And yes... while this blog has explored the idea of sewing with leather before, you really need to know that not all leathers are equal, and it is great to know exactly what you are buying and how to evaluate it before you work with it.  Different places serve different  clientele, and the vendors are as unique as the audience each serves.

Leather does create fear in the hearts of many who have yet to explore, and for good reason.  If you've been dreaming, and have yet to commit, I have listed some classic objections, and links to the answers for your consideration below:

Can my machine handle leather? Well, maybe, maybe not.  Follow the link to understand the considerations you will need to take.  You can also sew leather by hand, if you follow the proper techniques. See the book links below. What does a leather mallet look like?  How/why do I use it, and what other things can I make the leather do?

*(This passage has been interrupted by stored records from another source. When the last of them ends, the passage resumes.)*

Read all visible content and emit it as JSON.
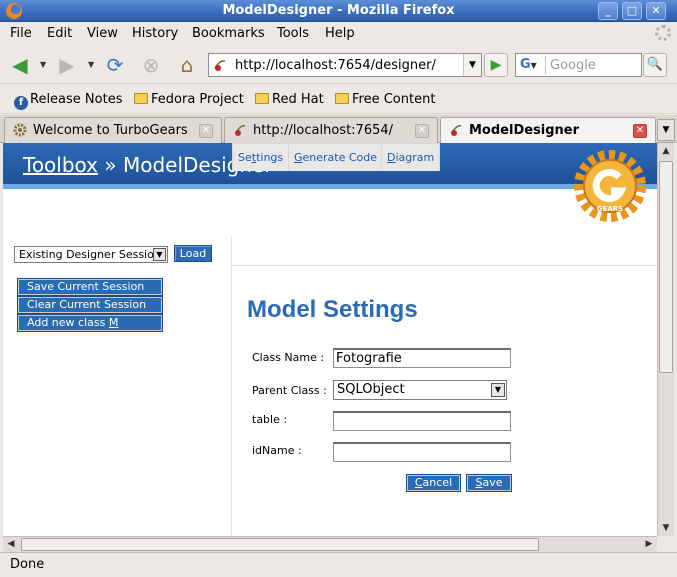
{
  "window": {
    "title": "ModelDesigner - Mozilla Firefox",
    "controls": {
      "minimize": "_",
      "maximize": "□",
      "close": "✕"
    }
  },
  "menu": [
    "File",
    "Edit",
    "View",
    "History",
    "Bookmarks",
    "Tools",
    "Help"
  ],
  "navbar": {
    "url": "http://localhost:7654/designer/",
    "search_engine": "G",
    "search_placeholder": "Google",
    "icons": [
      "back-arrow-icon",
      "forward-arrow-icon",
      "reload-icon",
      "stop-icon",
      "home-icon",
      "go-icon",
      "magnifier-icon"
    ]
  },
  "bookmarks": [
    "Release Notes",
    "Fedora Project",
    "Red Hat",
    "Free Content"
  ],
  "tabs": [
    {
      "label": "Welcome to TurboGears",
      "active": false
    },
    {
      "label": "http://localhost:7654/",
      "active": false
    },
    {
      "label": "ModelDesigner",
      "active": true
    }
  ],
  "page": {
    "breadcrumb_link": "Toolbox",
    "breadcrumb_sep": " » ",
    "breadcrumb_current": "ModelDesigner",
    "logo_text": "GEARS",
    "session_select": "Existing Designer Session",
    "load_button": "Load",
    "actions": [
      "Save Current Session",
      "Clear Current Session",
      "Add new class"
    ],
    "add_class_accesskey": "M",
    "panel_tabs": [
      {
        "pre": "Se",
        "key": "t",
        "post": "tings"
      },
      {
        "pre": "",
        "key": "G",
        "post": "enerate Code"
      },
      {
        "pre": "",
        "key": "D",
        "post": "iagram"
      }
    ],
    "settings_title": "Model Settings",
    "form": {
      "class_name_label": "Class Name :",
      "class_name_value": "Fotografie",
      "parent_class_label": "Parent Class :",
      "parent_class_value": "SQLObject",
      "table_label": "table :",
      "table_value": "",
      "idname_label": "idName :",
      "idname_value": ""
    },
    "cancel_key": "C",
    "cancel_rest": "ancel",
    "save_key": "S",
    "save_rest": "ave"
  },
  "status": "Done",
  "colors": {
    "accent": "#2a6bb4",
    "header": "#1e4f93",
    "logo": "#f0a623"
  }
}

Are there any books that can help me learn, improve, or evaluate my options on my own?  Where can I take classes?  What if I want to become an expert? (For future reference, (if you read this post months from now, the link takes you to Fashion Institute of Technology's leather program - their links tend to expire over time.)

Are there any special garment district businesses that will help me finish my project?  Sure!  Wanna add closures, studs, sculpt your leather into something amazing?

Where can I buy a leather needle for my machine? There are many choices, follow the link for one of them, but also feel free to visit may other stores mentioned on this blog... there are plenty of places! Where can I buy a leather needle for sewing by hand?  What kind of thread should I use?

Where can I buy leather glue?

You likely knew the answers to those questions already, but if you didn't, consider this post to be your virtual arrow to the businesses and services you need.

Coming to the Garment District? Don't know where to go?

Walking along 40th Street between 7th and 8th Avenues, I recently noticed how the food establishments are absolutely TAKING over the block. You can't walk more than ten steps without stumbling across another place to grab a bite.  I ask myself... seriously, how hungry are we?  And more importantly, what are we truly hungry for?

Faster than I could blink an eye, walking between the same two avenues a while later on 37th Street, I noticed how many storefronts are empty or undergoing renovation.  Visiting some of the vendors I have been patronizing for decades now, I can see that only the best can stay afloat these days. Beautiful products abound, and I will continue my mission to help you find them.  The irony of it all is, I have never seen such a gorgeous array of options... but you have to know where to go, or you will exhaust yourself and your wallet with endless searching.  More than ever now, you've got to look "up" to find more places to go!

The weather is changing, Spring is in the air... can you feel it?  And, like the wings of a hummingbird, my machine is humming again.

I now offer  the Speakeasy map to anyone who wishes to purchase one.  (Follow the link, for more info) Complete with names, addresses and special offerings from my go-to sources of sewing-related products and services, this map will help you narrow down your choices to something more manageable and specific to your needs.

Constantly being updated to include my newest finds, this map will help you find special spots of your own.

You may also opt to join me on a future Speakeasy tour, request a private tour, or just contact me for information specific to your own needs.  I'll be happy to help.

Will there be more Speakeasies?  Yes, you can bet your sweet patooties there will be... Schedule to follow soon!